··· Supplied material

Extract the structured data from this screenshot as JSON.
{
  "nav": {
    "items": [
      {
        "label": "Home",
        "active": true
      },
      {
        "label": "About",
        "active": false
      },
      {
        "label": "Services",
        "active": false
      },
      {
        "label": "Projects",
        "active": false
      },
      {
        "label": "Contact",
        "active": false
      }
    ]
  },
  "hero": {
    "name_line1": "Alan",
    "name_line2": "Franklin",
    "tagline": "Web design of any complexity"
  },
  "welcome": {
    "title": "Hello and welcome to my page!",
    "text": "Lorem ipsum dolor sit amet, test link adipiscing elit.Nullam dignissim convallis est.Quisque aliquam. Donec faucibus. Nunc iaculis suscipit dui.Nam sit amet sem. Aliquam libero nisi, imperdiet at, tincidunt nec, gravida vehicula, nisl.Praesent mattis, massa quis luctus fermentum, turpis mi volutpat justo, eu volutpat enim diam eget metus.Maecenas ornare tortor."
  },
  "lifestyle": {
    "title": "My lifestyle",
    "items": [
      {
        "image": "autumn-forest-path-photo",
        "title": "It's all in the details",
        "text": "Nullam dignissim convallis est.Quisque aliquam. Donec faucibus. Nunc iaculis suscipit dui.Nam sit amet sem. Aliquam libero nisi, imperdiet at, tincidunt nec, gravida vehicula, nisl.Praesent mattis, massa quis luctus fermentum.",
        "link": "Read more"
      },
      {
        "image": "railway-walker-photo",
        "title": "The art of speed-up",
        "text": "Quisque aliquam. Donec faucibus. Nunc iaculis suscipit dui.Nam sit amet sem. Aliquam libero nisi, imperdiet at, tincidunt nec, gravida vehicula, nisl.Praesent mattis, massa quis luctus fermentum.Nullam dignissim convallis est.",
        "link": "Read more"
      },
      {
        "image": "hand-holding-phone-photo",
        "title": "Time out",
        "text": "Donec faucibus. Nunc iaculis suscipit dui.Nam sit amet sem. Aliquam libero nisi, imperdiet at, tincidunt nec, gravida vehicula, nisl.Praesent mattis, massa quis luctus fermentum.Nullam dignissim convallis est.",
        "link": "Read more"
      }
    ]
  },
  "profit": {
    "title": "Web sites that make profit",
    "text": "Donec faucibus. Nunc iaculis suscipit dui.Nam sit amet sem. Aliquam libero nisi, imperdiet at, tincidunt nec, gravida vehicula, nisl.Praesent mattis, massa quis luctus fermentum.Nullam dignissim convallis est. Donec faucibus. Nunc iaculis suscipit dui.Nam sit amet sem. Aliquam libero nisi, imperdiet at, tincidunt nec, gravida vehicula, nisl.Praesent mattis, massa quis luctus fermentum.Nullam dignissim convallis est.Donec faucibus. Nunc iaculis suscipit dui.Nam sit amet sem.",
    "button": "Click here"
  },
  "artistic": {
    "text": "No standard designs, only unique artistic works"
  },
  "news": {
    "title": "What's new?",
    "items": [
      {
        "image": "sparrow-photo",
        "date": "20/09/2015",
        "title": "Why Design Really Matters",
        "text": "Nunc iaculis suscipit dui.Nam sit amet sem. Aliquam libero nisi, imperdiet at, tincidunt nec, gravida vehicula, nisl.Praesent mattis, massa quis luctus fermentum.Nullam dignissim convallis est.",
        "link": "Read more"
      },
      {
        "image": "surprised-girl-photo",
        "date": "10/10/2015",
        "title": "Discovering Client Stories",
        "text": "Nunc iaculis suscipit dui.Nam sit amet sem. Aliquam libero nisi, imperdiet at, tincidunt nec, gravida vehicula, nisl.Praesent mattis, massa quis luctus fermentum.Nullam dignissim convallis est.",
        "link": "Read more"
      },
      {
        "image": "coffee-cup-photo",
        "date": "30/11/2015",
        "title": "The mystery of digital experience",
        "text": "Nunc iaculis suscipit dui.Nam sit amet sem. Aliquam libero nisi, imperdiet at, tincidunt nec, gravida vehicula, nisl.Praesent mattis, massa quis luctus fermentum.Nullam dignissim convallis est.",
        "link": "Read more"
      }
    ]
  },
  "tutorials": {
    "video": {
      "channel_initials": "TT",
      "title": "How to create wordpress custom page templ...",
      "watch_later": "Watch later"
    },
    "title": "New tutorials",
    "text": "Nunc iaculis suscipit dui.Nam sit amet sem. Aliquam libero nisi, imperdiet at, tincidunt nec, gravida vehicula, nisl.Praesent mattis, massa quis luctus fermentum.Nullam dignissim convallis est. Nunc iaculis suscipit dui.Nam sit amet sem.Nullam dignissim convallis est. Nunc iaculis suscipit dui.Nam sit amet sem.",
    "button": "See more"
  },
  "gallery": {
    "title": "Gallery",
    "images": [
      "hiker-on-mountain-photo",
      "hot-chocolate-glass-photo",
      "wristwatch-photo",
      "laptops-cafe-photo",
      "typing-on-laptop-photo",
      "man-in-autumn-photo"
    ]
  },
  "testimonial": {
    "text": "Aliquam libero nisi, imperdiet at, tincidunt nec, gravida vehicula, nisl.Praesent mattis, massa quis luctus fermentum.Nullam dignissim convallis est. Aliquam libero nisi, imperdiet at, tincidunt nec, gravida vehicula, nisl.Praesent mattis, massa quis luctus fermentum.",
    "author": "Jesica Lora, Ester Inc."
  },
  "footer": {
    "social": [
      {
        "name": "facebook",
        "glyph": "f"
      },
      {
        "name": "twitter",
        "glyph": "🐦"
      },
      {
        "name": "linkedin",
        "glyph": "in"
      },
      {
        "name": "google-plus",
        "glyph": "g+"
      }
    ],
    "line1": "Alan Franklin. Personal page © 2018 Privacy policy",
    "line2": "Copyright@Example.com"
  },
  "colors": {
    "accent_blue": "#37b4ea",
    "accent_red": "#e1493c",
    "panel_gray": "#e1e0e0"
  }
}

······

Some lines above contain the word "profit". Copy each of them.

  "profit": {
    "title": "Web sites that make profit",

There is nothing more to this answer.